### Required action:
Copy every record below, exactly as written.

[Component data from apps and pages]
= Beginning of Section =

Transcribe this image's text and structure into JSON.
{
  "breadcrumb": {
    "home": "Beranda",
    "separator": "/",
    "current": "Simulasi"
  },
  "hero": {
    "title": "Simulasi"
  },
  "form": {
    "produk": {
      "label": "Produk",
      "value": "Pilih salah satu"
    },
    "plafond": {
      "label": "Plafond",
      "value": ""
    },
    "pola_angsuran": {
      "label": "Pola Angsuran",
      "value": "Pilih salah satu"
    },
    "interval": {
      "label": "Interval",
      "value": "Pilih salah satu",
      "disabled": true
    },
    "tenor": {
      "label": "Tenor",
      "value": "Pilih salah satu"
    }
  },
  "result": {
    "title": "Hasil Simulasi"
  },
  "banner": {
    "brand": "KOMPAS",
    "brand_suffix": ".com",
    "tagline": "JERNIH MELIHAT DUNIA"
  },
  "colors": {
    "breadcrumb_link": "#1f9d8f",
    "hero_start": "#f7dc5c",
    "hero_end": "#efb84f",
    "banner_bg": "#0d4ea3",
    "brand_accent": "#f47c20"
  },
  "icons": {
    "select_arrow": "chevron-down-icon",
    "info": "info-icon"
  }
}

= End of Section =

### Output for this task:
Transcribe this image's text and structure into JSON.
{
  "breadcrumb": {
    "home": "Beranda",
    "separator": "/",
    "current": "Simulasi"
  },
  "hero": {
    "title": "Simulasi"
  },
  "form": {
    "produk": {
      "label": "Produk",
      "value": "Pilih salah satu"
    },
    "plafond": {
      "label": "Plafond",
      "value": ""
    },
    "pola_angsuran": {
      "label": "Pola Angsuran",
      "value": "Pilih salah satu"
    },
    "interval": {
      "label": "Interval",
      "value": "Pilih salah satu",
      "disabled": true
    },
    "tenor": {
      "label": "Tenor",
      "value": "Pilih salah satu"
    }
  },
  "result": {
    "title": "Hasil Simulasi"
  },
  "banner": {
    "brand": "KOMPAS",
    "brand_suffix": ".com",
    "tagline": "JERNIH MELIHAT DUNIA"
  },
  "colors": {
    "breadcrumb_link": "#1f9d8f",
    "hero_start": "#f7dc5c",
    "hero_end": "#efb84f",
    "banner_bg": "#0d4ea3",
    "brand_accent": "#f47c20"
  },
  "icons": {
    "select_arrow": "chevron-down-icon",
    "info": "info-icon"
  }
}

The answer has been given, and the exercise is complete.